US cinemas canceled screenings, including a red-carpet New York premiere, of a madcap comedy that offended North Korea, after mysterious computer hackers issued a chilling threat.
Hollywood studio Sony Pictures said it is not pulling the film, but is leaving it to theater chains to decide whether to show the movie, which depicts a fictional plot to assassinate North Korean dictator Kim Jong-Un.
"We plan to release the film," said a source at Sony, which is dealing with fallout from an enormous cyber-attack last month.
The source added that a decision whether to show the film "is with theater owners, partners whom we support."
Two movie chains, Carmike theaters and Bow Tie theaters, said they will not show the movie, while the New York City premiere scheduled for this week at the Landmark chain's Sunshine Cinema also has been canceled, Variety reported.
Two other major chains, AMC and Regal Theaters, did not immediately respond to AFP requests for comment.
"Will theater owners balk at booking the film? It's actually highly possible," said analyst Jeff Bock of box office tracker Exhibitor Relations, adding that the film had been set for a relatively modest debut anyway when it opens on Christmas Day.
"Truth be told, 'The Interview' wasn't likely to be in more than 2,500 theaters anyways, but that number could actually drop significantly now," he told AFP.
Meanwhile, the film's stars, James Franco and Seth Rogen, have canceled all promotional appearances linked to the film.
- 9/11 attack threat -
Skittishness about attending the movie follows threats by the so-called GOP (Guardians of Peace) hacking group, which invoked the September 11, 2001 attacks in an ominous warning to any movie-goers planning to see the film.
The group warned in a message written in broken English that a "bitter fate" awaits any who attend the film.
"Soon all the world will see what an awful movie Sony Pictures Entertainment has made. The world will be full of fear," the statement warned.

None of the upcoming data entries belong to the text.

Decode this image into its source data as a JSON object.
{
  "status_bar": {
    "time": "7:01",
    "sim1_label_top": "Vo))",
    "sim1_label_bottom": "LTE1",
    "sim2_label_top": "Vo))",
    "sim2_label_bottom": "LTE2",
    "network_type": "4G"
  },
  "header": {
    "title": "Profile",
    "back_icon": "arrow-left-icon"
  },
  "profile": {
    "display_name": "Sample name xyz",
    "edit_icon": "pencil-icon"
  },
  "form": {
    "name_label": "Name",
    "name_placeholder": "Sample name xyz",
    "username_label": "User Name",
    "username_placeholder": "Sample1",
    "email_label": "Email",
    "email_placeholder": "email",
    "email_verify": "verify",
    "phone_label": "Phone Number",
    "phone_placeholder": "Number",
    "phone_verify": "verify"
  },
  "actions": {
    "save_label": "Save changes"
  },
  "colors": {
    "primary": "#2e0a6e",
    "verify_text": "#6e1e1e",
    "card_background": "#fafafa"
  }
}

It added: "Remember the 11th of September 2001. We recommend you to keep yourself distant from the places at that time. (If your house is nearby, you'd better leave.)"
US officials, meanwhile, have played down the threat.
"There is no credible intelligence backing this up at this point in time," State Department spokeswoman Jen Psaki told CNN.
In addition to the threats, Sony has been seen the release of a trove of highly unflattering internal emails, unpublished scripts and other internal communications, including information about salaries, employee health records and other personal information.
On Monday, Sony Pictures boss Michael Lynton sought to reassure employees that the studio would not be destroyed by the leaks.
"This will not take us down," Lynton told employees, adding: "You should not be worried about the future of this studio."
North Korea has denied involvement in the brazen November 24 cyber-attack, which some expert said could possibly have been carried out by disgruntled workers or by supporters of North Korea furious over the movie.
Meanwhile, lawyers have filed two class action lawsuits against Sony Pictures in Los Angeles.
One of the suits alleges that "Sony failed to secure and protect its computer systems, servers, and databases, resulting in the release of the named plaintiffs and other class members'" personal data.
"An epic nightmare, much better suited to a cinematic thriller than to real life, is unfolding in slow motion for Sony's current and former employees," the 45-page lawsuit said.